Police commissioners are "on probation" because of a failure to cut through to the public, a powerful committee of MPs has concluded.
The Home Affairs Select Committee says in a report the case for Police and Crime Commissioners has yet to be made, after low election turnouts and the failure of some PCCs to live up to the expectations of the public.
PCCs were elected for the first time in November 2012 on turnouts as low as 15 per cent. They were intended to replace police authorities drawn from local councils.
Reforms suggested by the committee include putting the names of deputy PCCs on the election ballot, allowing teams to be elected as a single ticket in a bid to boost transparency and prevent claims of nepotism.
The "double ticket" reform is backed by Dorset's Police and Crime Commissioner Martyn Underhill.
He said: "I believe that deputy PCCs can play an important role in supporting this very busy and full role but that is something the public should be aware of in their selection."
Mr Underhill also said it was: "fundamentally clear" that PCCs are engaging with communities.
Home Affairs Select Committee chairman Keith Vaz said: "The concept of police and crime commissioners is still very much on probation.
"Some commissioners have fallen well short of the public's expectations and urgent reforms are needed to ensure that this concept does not put at risk public trust and engagement in the police, the very objectives for which PCCs were brought in.
"Deputies should not be cronies that are given their job on the basis of nepotism. By electing them on the same ticket we ensure that the public will be able to have their say on someone who often acts with the powers of the commissioner.
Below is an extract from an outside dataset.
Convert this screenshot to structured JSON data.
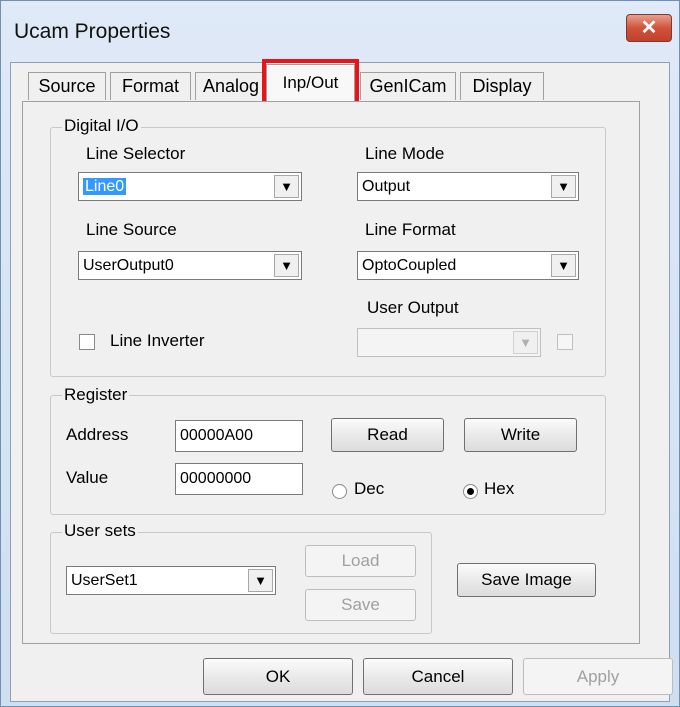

"Though we welcome good working relationships between chief constables and PCCs, the arrangement should never be too cosy. The setting of targets by PCCs must not promote the manipulation of crime figures and all PCCs should review their auditing arrangements immediately."
Police and crime panels should be strengthened to improve their role in scrutinising the removal, resignation or retirement of a chief constable, the committee concluded, adding that panels should also be able to veto appointments of deputy PCCs.
Mr Vaz said: "The hiring of deputies and the decision to remove chief constables are critical decisions for local communities and it is vital that the amount of the scrutiny applied to commissioners by police and crime panels increases.
"Panels' powers must be strengthened and extended to ensure that any decision to remove a chief constable is the right one for the public. Only this will provide full public confidence."
Mr Underhilll continued: "In Dorset, I would argue that we have taken huge steps to involve our panel in our decision making processes".